"It is, frankly, despicable that children's lives should be put in danger in this way," Lars Faaborg-Andersen, the EU's ambassador to Israel, said in a statement.

Smashing Hamas

Israel's security cabinet decided Monday to expand moves against Hamas and smash its political and social infrastructure in the West Bank, officials said.

"As long as our boys remain abducted, Hamas will feel pursued, paralysed and threatened," said Lieutenant Colonel Peter Lerner, the military's official spokesman.

"We are committed to resolving the kidnapping and debilitating Hamas terrorist capacities, its infrastructure and its recruiting institutions," he said.

Ministers also examined the possibility of banishing its senior members to Gaza and demolishing their West Bank homes, media reports said.

Meeting again Tuesday for three hours, the security cabinet decided to further "increase pressure" on Hamas, an official told AFP, saying there was "a discussion about steps that can be taken against Hamas prisoners." He gave no further details, but press reports said the aim was to harshen the conditions for Hamas prisoners being held by Israel.

'Entry ticket to hell'

"Israel has decided to perform a root canal to uproot everything green in the West Bank," said army radio, referring to the colour representing Hamas.

Economy Minister Naftali Bennett told the radio Israel had decided to "dramatically" change its approach to the Islamist movement.

"We will turn membership in Hamas into an entry ticket to hell," he said.

Writing in Yediot Aharonot, Alex Fishman said the kidnapping had created a "one-time operational opportunity" which Israel would use "to castrate" Hamas and suppress its "strongholds in Palestinian Authority territory to the greatest extent possible." Pundits said Israel wanted to bring about the collapse of a newly-formed Palestinian unity government backed by Hamas, the first fruits of a reconciliation deal between rival leaders in the West Bank and Gaza which has been denounced by Netanyahu.

Crushing Hamas's infrastructure would weaken the movement ahead of Palestinian elections which, under the unity deal, are supposed to take place by the year's end, Fishman wrote.

But as the manhunt entered its fifth day, commentators voiced concern about growing reports of clashes around the West Bank, sparking fears that an already tense situation could rapidly escalate.

On Monday, troops shot dead a 19-year-old Palestinian during clashes in Jalazoun camp north of Ramallah.

And overnight, soldiers troops shot another Palestinian suspected of trying to infiltrate a settlement in the same area, the army said.

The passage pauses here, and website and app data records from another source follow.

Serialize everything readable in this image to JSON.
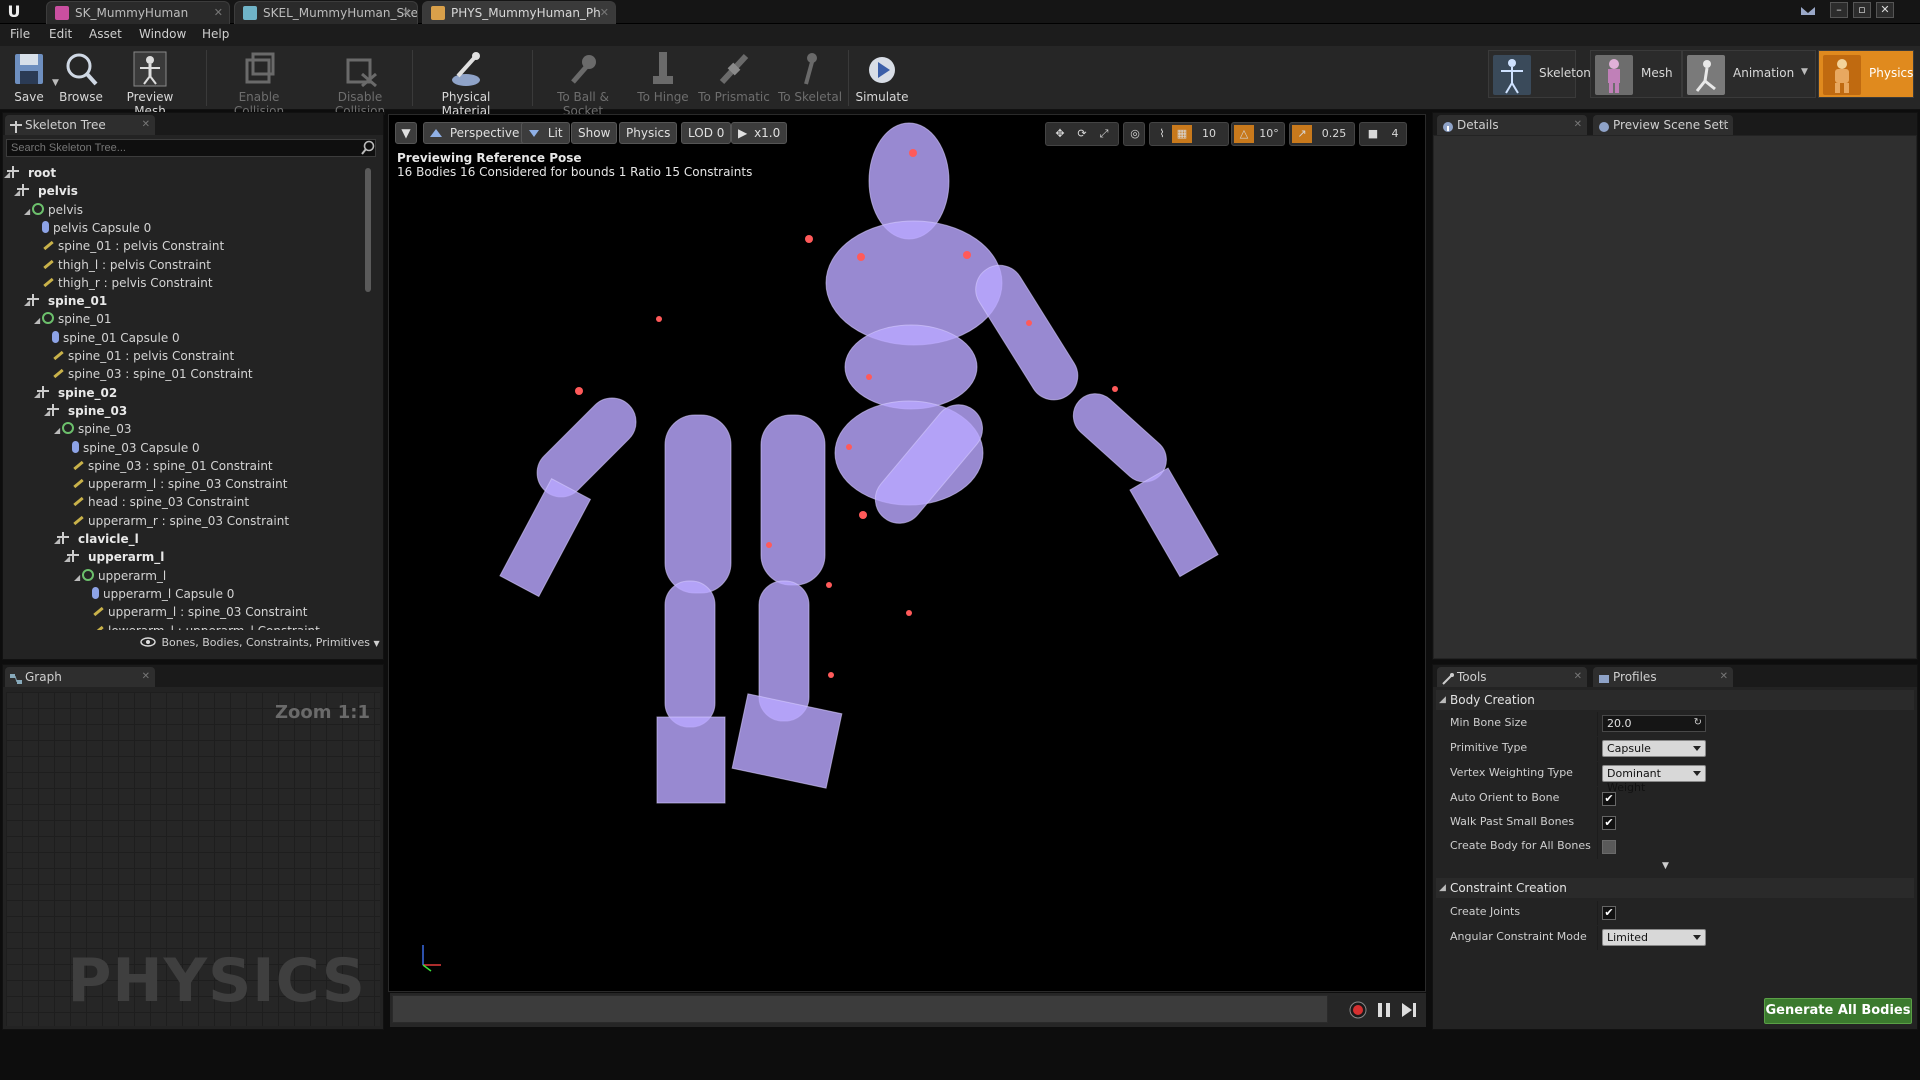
{
  "tabs": [
    {
      "label": "SK_MummyHuman",
      "color": "#c94fa0"
    },
    {
      "label": "SKEL_MummyHuman_Ske",
      "color": "#6fb3c7"
    },
    {
      "label": "PHYS_MummyHuman_Ph",
      "color": "#d9a04a"
    }
  ],
  "menu": [
    "File",
    "Edit",
    "Asset",
    "Window",
    "Help"
  ],
  "toolbar": {
    "save": "Save",
    "browse": "Browse",
    "preview_mesh": "Preview Mesh",
    "enable_collision": "Enable Collision",
    "disable_collision": "Disable Collision",
    "physical_material": "Physical Material",
    "to_ball_socket": "To Ball & Socket",
    "to_hinge": "To Hinge",
    "to_prismatic": "To Prismatic",
    "to_skeletal": "To Skeletal",
    "simulate": "Simulate"
  },
  "modes": {
    "skeleton": "Skeleton",
    "mesh": "Mesh",
    "animation": "Animation",
    "physics": "Physics"
  },
  "skeleton_tree": {
    "tab": "Skeleton Tree",
    "search_placeholder": "Search Skeleton Tree...",
    "rows": [
      {
        "text": "root",
        "kind": "bone",
        "indent": 0
      },
      {
        "text": "pelvis",
        "kind": "bone",
        "indent": 1
      },
      {
        "text": "pelvis",
        "kind": "body",
        "indent": 2
      },
      {
        "text": "pelvis Capsule 0",
        "kind": "cap",
        "indent": 3
      },
      {
        "text": "spine_01 : pelvis Constraint",
        "kind": "con",
        "indent": 3
      },
      {
        "text": "thigh_l : pelvis Constraint",
        "kind": "con",
        "indent": 3
      },
      {
        "text": "thigh_r : pelvis Constraint",
        "kind": "con",
        "indent": 3
      },
      {
        "text": "spine_01",
        "kind": "bone",
        "indent": 2
      },
      {
        "text": "spine_01",
        "kind": "body",
        "indent": 3
      },
      {
        "text": "spine_01 Capsule 0",
        "kind": "cap",
        "indent": 4
      },
      {
        "text": "spine_01 : pelvis Constraint",
        "kind": "con",
        "indent": 4
      },
      {
        "text": "spine_03 : spine_01 Constraint",
        "kind": "con",
        "indent": 4
      },
      {
        "text": "spine_02",
        "kind": "bone",
        "indent": 3
      },
      {
        "text": "spine_03",
        "kind": "bone",
        "indent": 4
      },
      {
        "text": "spine_03",
        "kind": "body",
        "indent": 5
      },
      {
        "text": "spine_03 Capsule 0",
        "kind": "cap",
        "indent": 6
      },
      {
        "text": "spine_03 : spine_01 Constraint",
        "kind": "con",
        "indent": 6
      },
      {
        "text": "upperarm_l : spine_03 Constraint",
        "kind": "con",
        "indent": 6
      },
      {
        "text": "head : spine_03 Constraint",
        "kind": "con",
        "indent": 6
      },
      {
        "text": "upperarm_r : spine_03 Constraint",
        "kind": "con",
        "indent": 6
      },
      {
        "text": "clavicle_l",
        "kind": "bone",
        "indent": 5
      },
      {
        "text": "upperarm_l",
        "kind": "bone",
        "indent": 6
      },
      {
        "text": "upperarm_l",
        "kind": "body",
        "indent": 7
      },
      {
        "text": "upperarm_l Capsule 0",
        "kind": "cap",
        "indent": 8
      },
      {
        "text": "upperarm_l : spine_03 Constraint",
        "kind": "con",
        "indent": 8
      },
      {
        "text": "lowerarm_l : upperarm_l Constraint",
        "kind": "con",
        "indent": 8
      }
    ],
    "filter_label": "Bones, Bodies, Constraints, Primitives"
  },
  "graph": {
    "tab": "Graph",
    "zoom": "Zoom 1:1",
    "watermark": "PHYSICS"
  },
  "viewport": {
    "perspective": "Perspective",
    "lit": "Lit",
    "show": "Show",
    "physics": "Physics",
    "lod": "LOD 0",
    "speed": "x1.0",
    "grid_snap": "10",
    "rot_snap": "10°",
    "scale_snap": "0.25",
    "cam_speed": "4",
    "info_title": "Previewing Reference Pose",
    "info_stats": "16 Bodies  16 Considered for bounds  1 Ratio  15 Constraints"
  },
  "details": {
    "tab": "Details",
    "tab2": "Preview Scene Sett"
  },
  "tools": {
    "tab": "Tools",
    "tab2": "Profiles",
    "body_creation": "Body Creation",
    "min_bone_size_label": "Min Bone Size",
    "min_bone_size": "20.0",
    "primitive_type_label": "Primitive Type",
    "primitive_type": "Capsule",
    "vertex_weighting_label": "Vertex Weighting Type",
    "vertex_weighting": "Dominant Weight",
    "auto_orient_label": "Auto Orient to Bone",
    "auto_orient": true,
    "walk_past_label": "Walk Past Small Bones",
    "walk_past": true,
    "create_all_label": "Create Body for All Bones",
    "create_all": false,
    "constraint_creation": "Constraint Creation",
    "create_joints_label": "Create Joints",
    "create_joints": true,
    "angular_mode_label": "Angular Constraint Mode",
    "angular_mode": "Limited",
    "generate": "Generate All Bodies"
  },
  "colors": {
    "body": "#b9a7ff",
    "accent": "#e08a1e",
    "generate": "#3b7a2e"
  }
}
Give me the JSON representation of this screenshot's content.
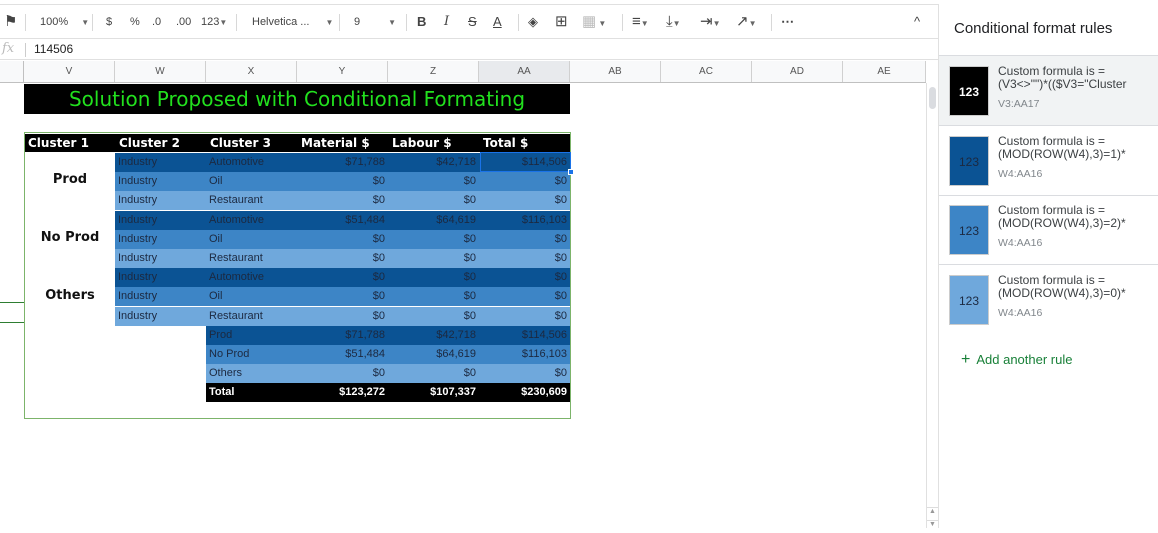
{
  "toolbar": {
    "paint_format_icon": "paint-format-icon",
    "zoom": "100%",
    "currency": "$",
    "percent": "%",
    "decrease_decimal": ".0",
    "increase_decimal": ".00",
    "more_formats": "123",
    "font": "Helvetica ...",
    "font_size": "9",
    "bold": "B",
    "italic": "I",
    "strikethrough": "S",
    "text_color": "A",
    "more": "⋯",
    "collapse": "^"
  },
  "formula_bar": {
    "fx": "fx",
    "value": "114506"
  },
  "columns": [
    "V",
    "W",
    "X",
    "Y",
    "Z",
    "AA",
    "AB",
    "AC",
    "AD",
    "AE"
  ],
  "selected_column": "AA",
  "sheet": {
    "title": "Solution Proposed with Conditional Formating",
    "headers": [
      "Cluster 1",
      "Cluster 2",
      "Cluster 3",
      "Material $",
      "Labour $",
      "Total $"
    ],
    "groups": [
      "Prod",
      "No Prod",
      "Others"
    ],
    "rows": [
      {
        "c2": "Industry",
        "c3": "Automotive",
        "material": "$71,788",
        "labour": "$42,718",
        "total": "$114,506"
      },
      {
        "c2": "Industry",
        "c3": "Oil",
        "material": "$0",
        "labour": "$0",
        "total": "$0"
      },
      {
        "c2": "Industry",
        "c3": "Restaurant",
        "material": "$0",
        "labour": "$0",
        "total": "$0"
      },
      {
        "c2": "Industry",
        "c3": "Automotive",
        "material": "$51,484",
        "labour": "$64,619",
        "total": "$116,103"
      },
      {
        "c2": "Industry",
        "c3": "Oil",
        "material": "$0",
        "labour": "$0",
        "total": "$0"
      },
      {
        "c2": "Industry",
        "c3": "Restaurant",
        "material": "$0",
        "labour": "$0",
        "total": "$0"
      },
      {
        "c2": "Industry",
        "c3": "Automotive",
        "material": "$0",
        "labour": "$0",
        "total": "$0"
      },
      {
        "c2": "Industry",
        "c3": "Oil",
        "material": "$0",
        "labour": "$0",
        "total": "$0"
      },
      {
        "c2": "Industry",
        "c3": "Restaurant",
        "material": "$0",
        "labour": "$0",
        "total": "$0"
      }
    ],
    "summary": [
      {
        "label": "Prod",
        "material": "$71,788",
        "labour": "$42,718",
        "total": "$114,506"
      },
      {
        "label": "No Prod",
        "material": "$51,484",
        "labour": "$64,619",
        "total": "$116,103"
      },
      {
        "label": "Others",
        "material": "$0",
        "labour": "$0",
        "total": "$0"
      }
    ],
    "total": {
      "label": "Total",
      "material": "$123,272",
      "labour": "$107,337",
      "total": "$230,609"
    }
  },
  "colors": {
    "title_text": "#22e01e",
    "band_dark": "#0b5394",
    "band_mid": "#3d85c6",
    "band_light": "#6fa8dc",
    "accent_green": "#188038"
  },
  "panel": {
    "title": "Conditional format rules",
    "rules": [
      {
        "swatch": "123",
        "line1": "Custom formula is =",
        "line2": "(V3<>\"\")*(($V3=\"Cluster",
        "range": "V3:AA17"
      },
      {
        "swatch": "123",
        "line1": "Custom formula is =",
        "line2": "(MOD(ROW(W4),3)=1)*",
        "range": "W4:AA16"
      },
      {
        "swatch": "123",
        "line1": "Custom formula is =",
        "line2": "(MOD(ROW(W4),3)=2)*",
        "range": "W4:AA16"
      },
      {
        "swatch": "123",
        "line1": "Custom formula is =",
        "line2": "(MOD(ROW(W4),3)=0)*",
        "range": "W4:AA16"
      }
    ],
    "add_rule": "Add another rule"
  }
}
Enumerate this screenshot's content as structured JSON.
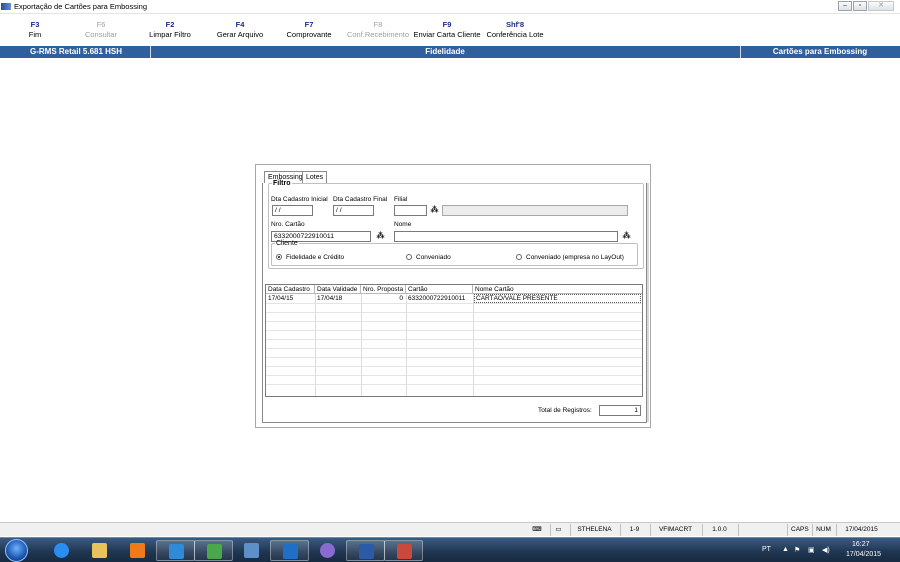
{
  "window": {
    "title": "Exportação de Cartões para Embossing",
    "controls": [
      "minimize-icon",
      "restore-icon",
      "close-icon"
    ]
  },
  "toolbar": [
    {
      "key": "F3",
      "label": "Fim",
      "enabled": true
    },
    {
      "key": "F6",
      "label": "Consultar",
      "enabled": false
    },
    {
      "key": "F2",
      "label": "Limpar Filtro",
      "enabled": true
    },
    {
      "key": "F4",
      "label": "Gerar Arquivo",
      "enabled": true
    },
    {
      "key": "F7",
      "label": "Comprovante",
      "enabled": true
    },
    {
      "key": "F8",
      "label": "Conf.Recebimento",
      "enabled": false
    },
    {
      "key": "F9",
      "label": "Enviar Carta Cliente",
      "enabled": true
    },
    {
      "key": "Shf'8",
      "label": "Conferência Lote",
      "enabled": true
    }
  ],
  "header_bar": {
    "system": "G-RMS Retail 5.681 HSH",
    "module": "Fidelidade",
    "screen": "Cartões para Embossing"
  },
  "dialog": {
    "tabs": [
      "Embossing",
      "Lotes"
    ],
    "active_tab": "Embossing",
    "filter": {
      "legend": "Filtro",
      "dta_cadastro_inicial": {
        "label": "Dta Cadastro Inicial",
        "value": " / /"
      },
      "dta_cadastro_final": {
        "label": "Dta Cadastro Final",
        "value": " / /"
      },
      "filial": {
        "label": "Filial",
        "value": "",
        "description": ""
      },
      "nro_cartao": {
        "label": "Nro. Cartão",
        "value": "6332000722910011"
      },
      "nome": {
        "label": "Nome",
        "value": ""
      },
      "cliente": {
        "legend": "Cliente",
        "options": [
          "Fidelidade e Crédito",
          "Conveniado",
          "Conveniado (empresa no LayOut)"
        ],
        "selected": "Fidelidade e Crédito"
      }
    },
    "grid": {
      "columns": [
        "Data Cadastro",
        "Data Validade",
        "Nro. Proposta",
        "Cartão",
        "Nome Cartão"
      ],
      "rows": [
        [
          "17/04/15",
          "17/04/18",
          "0",
          "6332000722910011",
          "CARTÃO/VALE PRESENTE"
        ]
      ]
    },
    "total": {
      "label": "Total de Registros:",
      "value": "1"
    }
  },
  "status_bar": {
    "user": "STHELENA",
    "company": "1-9",
    "program": "VFIMACRT",
    "version": "1.0.0",
    "caps": "CAPS",
    "num": "NUM",
    "date": "17/04/2015"
  },
  "taskbar": {
    "apps": [
      "internet-explorer-icon",
      "file-explorer-icon",
      "media-player-icon",
      "lync-icon",
      "app-icon",
      "app-icon",
      "outlook-icon",
      "app-icon",
      "word-icon",
      "app-icon"
    ],
    "language": "PT",
    "clock_time": "16:27",
    "clock_date": "17/04/2015"
  }
}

Unconfirmed reports said he was in serious condition.

In Gaza, the Israeli air force carried out a fourth straight night of air strikes after militants fired more rockets over the border.